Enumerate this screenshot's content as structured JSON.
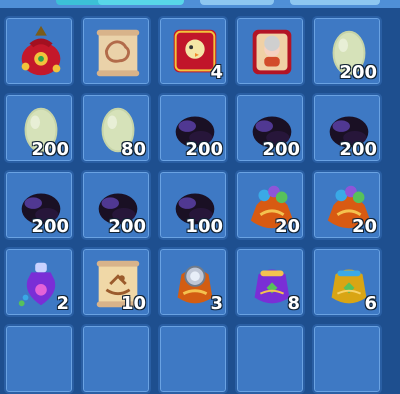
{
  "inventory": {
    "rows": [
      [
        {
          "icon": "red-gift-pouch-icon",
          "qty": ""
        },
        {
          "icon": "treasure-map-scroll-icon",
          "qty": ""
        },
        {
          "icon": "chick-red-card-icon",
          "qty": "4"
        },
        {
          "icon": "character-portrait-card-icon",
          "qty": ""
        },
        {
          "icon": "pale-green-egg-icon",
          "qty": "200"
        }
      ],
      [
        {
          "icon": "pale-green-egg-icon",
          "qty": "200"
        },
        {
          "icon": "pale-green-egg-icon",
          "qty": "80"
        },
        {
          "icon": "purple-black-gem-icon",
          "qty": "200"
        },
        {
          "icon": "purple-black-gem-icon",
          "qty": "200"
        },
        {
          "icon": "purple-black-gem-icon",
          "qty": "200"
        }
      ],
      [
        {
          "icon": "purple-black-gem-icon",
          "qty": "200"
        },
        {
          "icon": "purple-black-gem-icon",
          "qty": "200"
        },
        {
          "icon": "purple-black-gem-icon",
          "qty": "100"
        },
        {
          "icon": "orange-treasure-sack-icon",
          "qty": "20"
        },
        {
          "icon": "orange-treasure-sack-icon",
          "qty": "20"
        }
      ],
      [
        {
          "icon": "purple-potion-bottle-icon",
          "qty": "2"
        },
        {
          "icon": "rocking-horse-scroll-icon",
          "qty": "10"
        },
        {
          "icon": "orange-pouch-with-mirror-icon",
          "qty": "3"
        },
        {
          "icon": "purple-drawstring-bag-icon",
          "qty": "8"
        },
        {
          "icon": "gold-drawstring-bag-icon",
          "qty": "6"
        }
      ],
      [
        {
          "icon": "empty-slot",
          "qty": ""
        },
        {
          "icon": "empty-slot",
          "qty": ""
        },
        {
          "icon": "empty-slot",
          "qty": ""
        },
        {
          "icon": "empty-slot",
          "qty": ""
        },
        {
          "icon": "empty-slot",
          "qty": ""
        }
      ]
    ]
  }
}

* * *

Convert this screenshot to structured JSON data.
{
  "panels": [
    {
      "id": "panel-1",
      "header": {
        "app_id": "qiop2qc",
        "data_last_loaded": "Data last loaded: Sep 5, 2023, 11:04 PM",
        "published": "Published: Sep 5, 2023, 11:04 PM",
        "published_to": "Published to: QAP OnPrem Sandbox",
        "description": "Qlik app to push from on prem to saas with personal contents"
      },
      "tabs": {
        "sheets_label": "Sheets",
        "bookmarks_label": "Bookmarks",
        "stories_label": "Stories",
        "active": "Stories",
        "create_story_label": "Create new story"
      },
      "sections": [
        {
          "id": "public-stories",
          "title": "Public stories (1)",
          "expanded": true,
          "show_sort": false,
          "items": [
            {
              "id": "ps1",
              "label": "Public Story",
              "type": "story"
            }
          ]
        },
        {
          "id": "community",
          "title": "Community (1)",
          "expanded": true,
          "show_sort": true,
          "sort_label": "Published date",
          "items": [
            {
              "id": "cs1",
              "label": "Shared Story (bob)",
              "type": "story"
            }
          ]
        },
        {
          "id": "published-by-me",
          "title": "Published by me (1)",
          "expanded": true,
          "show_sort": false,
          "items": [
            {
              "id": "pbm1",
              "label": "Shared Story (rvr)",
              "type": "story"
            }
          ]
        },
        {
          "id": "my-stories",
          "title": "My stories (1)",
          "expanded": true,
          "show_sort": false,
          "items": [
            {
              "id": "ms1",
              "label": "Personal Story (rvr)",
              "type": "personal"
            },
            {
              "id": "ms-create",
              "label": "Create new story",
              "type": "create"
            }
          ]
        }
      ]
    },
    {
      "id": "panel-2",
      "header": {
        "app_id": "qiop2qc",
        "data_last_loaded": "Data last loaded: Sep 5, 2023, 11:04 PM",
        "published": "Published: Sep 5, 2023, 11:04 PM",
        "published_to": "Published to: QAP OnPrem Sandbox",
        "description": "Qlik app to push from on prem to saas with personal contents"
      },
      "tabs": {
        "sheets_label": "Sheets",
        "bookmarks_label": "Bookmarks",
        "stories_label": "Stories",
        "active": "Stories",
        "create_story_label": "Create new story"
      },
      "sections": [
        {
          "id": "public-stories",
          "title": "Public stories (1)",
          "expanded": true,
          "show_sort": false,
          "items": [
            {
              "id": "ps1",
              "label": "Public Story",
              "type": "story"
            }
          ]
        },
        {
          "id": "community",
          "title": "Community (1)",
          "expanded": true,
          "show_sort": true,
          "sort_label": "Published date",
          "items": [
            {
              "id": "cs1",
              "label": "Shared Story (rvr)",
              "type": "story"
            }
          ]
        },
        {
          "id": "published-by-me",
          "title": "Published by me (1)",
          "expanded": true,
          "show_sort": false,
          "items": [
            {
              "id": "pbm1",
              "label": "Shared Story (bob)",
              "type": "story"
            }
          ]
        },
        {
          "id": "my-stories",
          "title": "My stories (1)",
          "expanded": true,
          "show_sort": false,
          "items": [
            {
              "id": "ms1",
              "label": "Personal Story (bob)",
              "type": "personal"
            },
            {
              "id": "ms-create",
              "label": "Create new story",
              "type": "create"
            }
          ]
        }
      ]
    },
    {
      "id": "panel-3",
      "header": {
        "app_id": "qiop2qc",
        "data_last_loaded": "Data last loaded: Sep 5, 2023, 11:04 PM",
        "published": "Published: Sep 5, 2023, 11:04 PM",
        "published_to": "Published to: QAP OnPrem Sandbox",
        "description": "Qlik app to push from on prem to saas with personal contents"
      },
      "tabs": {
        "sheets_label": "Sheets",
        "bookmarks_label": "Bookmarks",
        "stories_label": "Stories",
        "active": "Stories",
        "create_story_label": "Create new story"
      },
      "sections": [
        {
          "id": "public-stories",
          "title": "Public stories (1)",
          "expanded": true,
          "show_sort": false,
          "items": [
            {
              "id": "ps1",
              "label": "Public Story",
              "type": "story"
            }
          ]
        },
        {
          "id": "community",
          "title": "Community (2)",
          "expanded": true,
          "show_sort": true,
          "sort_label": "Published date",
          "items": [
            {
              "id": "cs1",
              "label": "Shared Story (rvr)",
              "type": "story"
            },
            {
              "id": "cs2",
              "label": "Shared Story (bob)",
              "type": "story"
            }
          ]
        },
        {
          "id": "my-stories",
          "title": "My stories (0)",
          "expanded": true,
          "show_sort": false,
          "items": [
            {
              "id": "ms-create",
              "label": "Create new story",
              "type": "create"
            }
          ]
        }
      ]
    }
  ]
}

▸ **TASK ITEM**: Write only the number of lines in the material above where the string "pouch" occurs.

▸ **ANSWER TO THIS PROBLEM**: 2